◆ **EXERCISE AIM**: Repeat the data exactly. Pictures are not part of the copy.

[INPUT DATA]

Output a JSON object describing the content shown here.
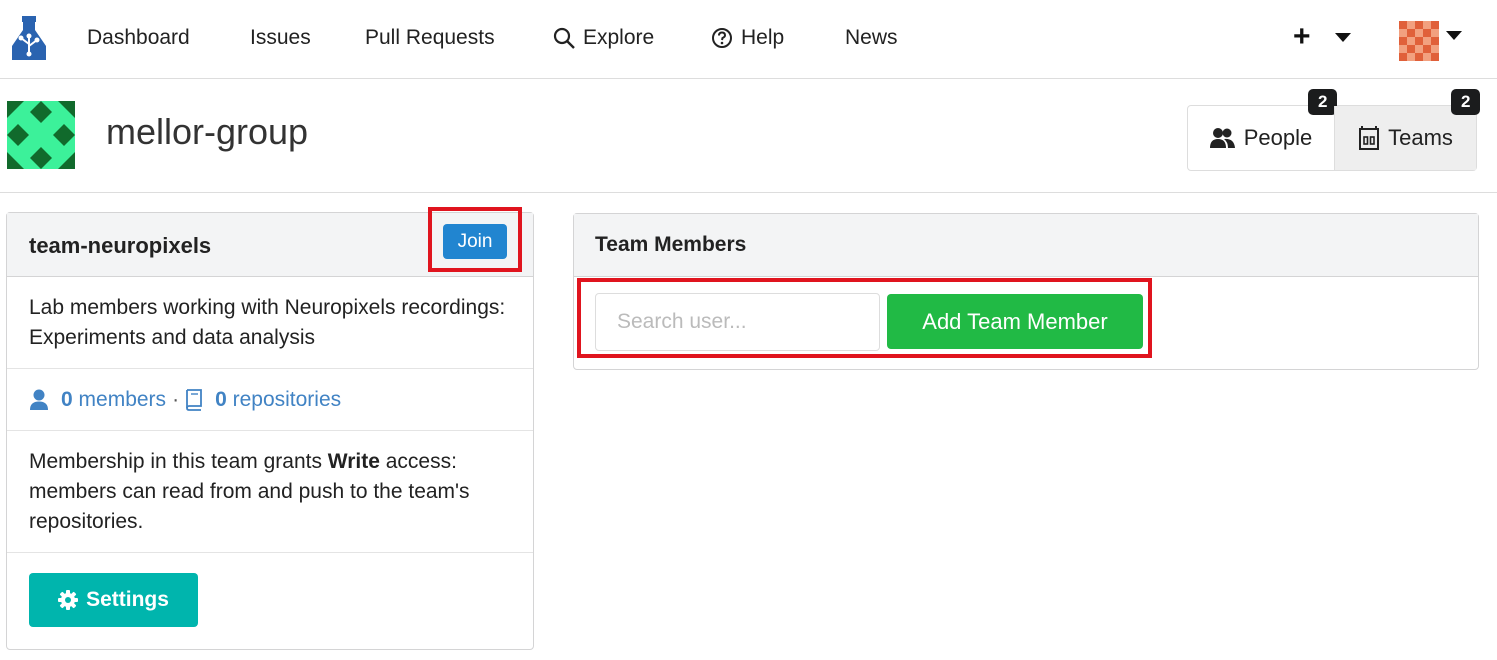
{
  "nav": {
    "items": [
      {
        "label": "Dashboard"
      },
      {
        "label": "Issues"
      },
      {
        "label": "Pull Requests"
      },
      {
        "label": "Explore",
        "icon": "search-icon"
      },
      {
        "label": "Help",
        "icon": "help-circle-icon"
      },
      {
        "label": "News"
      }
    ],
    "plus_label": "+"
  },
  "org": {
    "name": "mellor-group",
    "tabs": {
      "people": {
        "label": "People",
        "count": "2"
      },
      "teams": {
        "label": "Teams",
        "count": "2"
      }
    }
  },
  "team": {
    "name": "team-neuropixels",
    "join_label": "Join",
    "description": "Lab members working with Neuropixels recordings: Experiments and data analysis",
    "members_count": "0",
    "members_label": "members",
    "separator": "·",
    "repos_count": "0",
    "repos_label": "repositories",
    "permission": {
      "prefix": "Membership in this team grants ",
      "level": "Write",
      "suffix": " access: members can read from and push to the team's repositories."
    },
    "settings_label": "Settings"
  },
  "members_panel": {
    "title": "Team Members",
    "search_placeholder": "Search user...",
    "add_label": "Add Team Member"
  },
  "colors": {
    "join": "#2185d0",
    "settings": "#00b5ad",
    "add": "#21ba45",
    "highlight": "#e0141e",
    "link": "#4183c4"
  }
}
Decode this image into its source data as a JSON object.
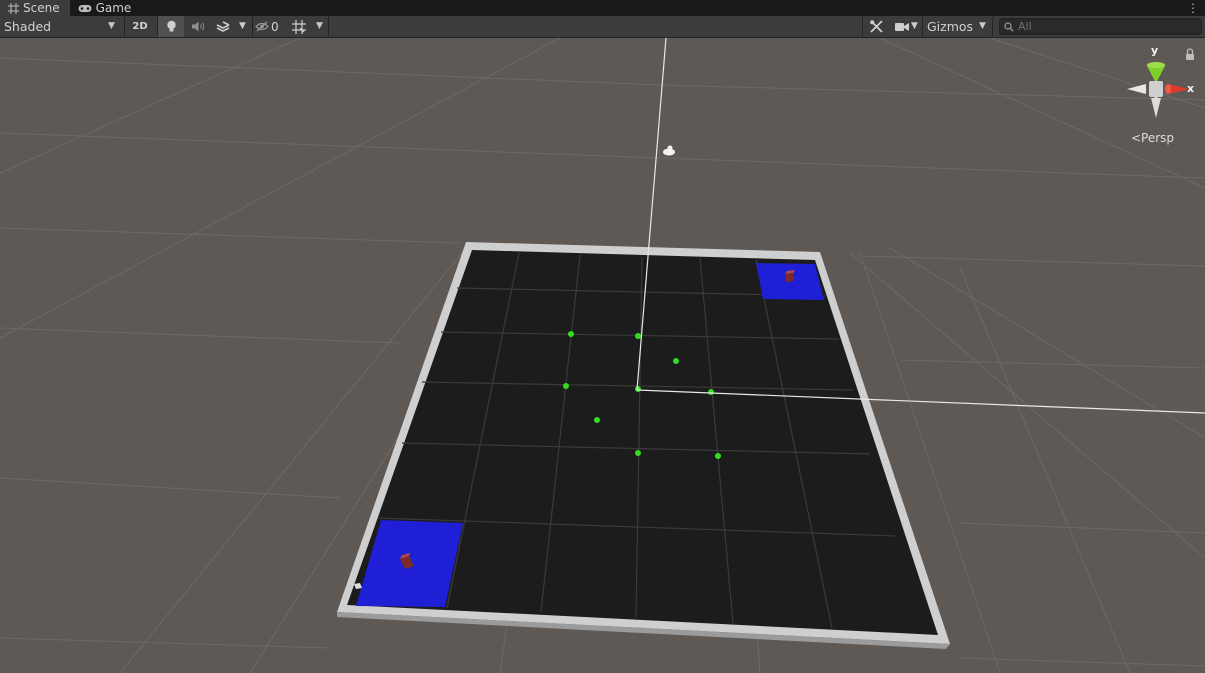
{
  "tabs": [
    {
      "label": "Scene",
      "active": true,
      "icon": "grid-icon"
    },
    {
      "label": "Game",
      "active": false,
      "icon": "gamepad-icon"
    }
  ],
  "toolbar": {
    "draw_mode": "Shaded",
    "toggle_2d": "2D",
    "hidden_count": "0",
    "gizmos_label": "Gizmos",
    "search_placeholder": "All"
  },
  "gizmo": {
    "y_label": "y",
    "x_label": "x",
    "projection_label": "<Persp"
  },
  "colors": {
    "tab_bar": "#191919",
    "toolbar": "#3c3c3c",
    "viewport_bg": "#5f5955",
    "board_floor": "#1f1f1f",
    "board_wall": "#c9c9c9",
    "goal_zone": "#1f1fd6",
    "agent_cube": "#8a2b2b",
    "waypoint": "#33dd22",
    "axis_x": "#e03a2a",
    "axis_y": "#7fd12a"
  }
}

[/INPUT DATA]

◆ **EXERCISE OUTPUT**:
Output a JSON object describing the content shown here.
{
  "nav": {
    "items": [
      {
        "label": "Dashboard"
      },
      {
        "label": "Issues"
      },
      {
        "label": "Pull Requests"
      },
      {
        "label": "Explore",
        "icon": "search-icon"
      },
      {
        "label": "Help",
        "icon": "help-circle-icon"
      },
      {
        "label": "News"
      }
    ],
    "plus_label": "+"
  },
  "org": {
    "name": "mellor-group",
    "tabs": {
      "people": {
        "label": "People",
        "count": "2"
      },
      "teams": {
        "label": "Teams",
        "count": "2"
      }
    }
  },
  "team": {
    "name": "team-neuropixels",
    "join_label": "Join",
    "description": "Lab members working with Neuropixels recordings: Experiments and data analysis",
    "members_count": "0",
    "members_label": "members",
    "separator": "·",
    "repos_count": "0",
    "repos_label": "repositories",
    "permission": {
      "prefix": "Membership in this team grants ",
      "level": "Write",
      "suffix": " access: members can read from and push to the team's repositories."
    },
    "settings_label": "Settings"
  },
  "members_panel": {
    "title": "Team Members",
    "search_placeholder": "Search user...",
    "add_label": "Add Team Member"
  },
  "colors": {
    "join": "#2185d0",
    "settings": "#00b5ad",
    "add": "#21ba45",
    "highlight": "#e0141e",
    "link": "#4183c4"
  }
}
Decode this image into its source data as a JSON object.
{
  "tabs": [
    {
      "label": "Scene",
      "active": true,
      "icon": "grid-icon"
    },
    {
      "label": "Game",
      "active": false,
      "icon": "gamepad-icon"
    }
  ],
  "toolbar": {
    "draw_mode": "Shaded",
    "toggle_2d": "2D",
    "hidden_count": "0",
    "gizmos_label": "Gizmos",
    "search_placeholder": "All"
  },
  "gizmo": {
    "y_label": "y",
    "x_label": "x",
    "projection_label": "<Persp"
  },
  "colors": {
    "tab_bar": "#191919",
    "toolbar": "#3c3c3c",
    "viewport_bg": "#5f5955",
    "board_floor": "#1f1f1f",
    "board_wall": "#c9c9c9",
    "goal_zone": "#1f1fd6",
    "agent_cube": "#8a2b2b",
    "waypoint": "#33dd22",
    "axis_x": "#e03a2a",
    "axis_y": "#7fd12a"
  }
}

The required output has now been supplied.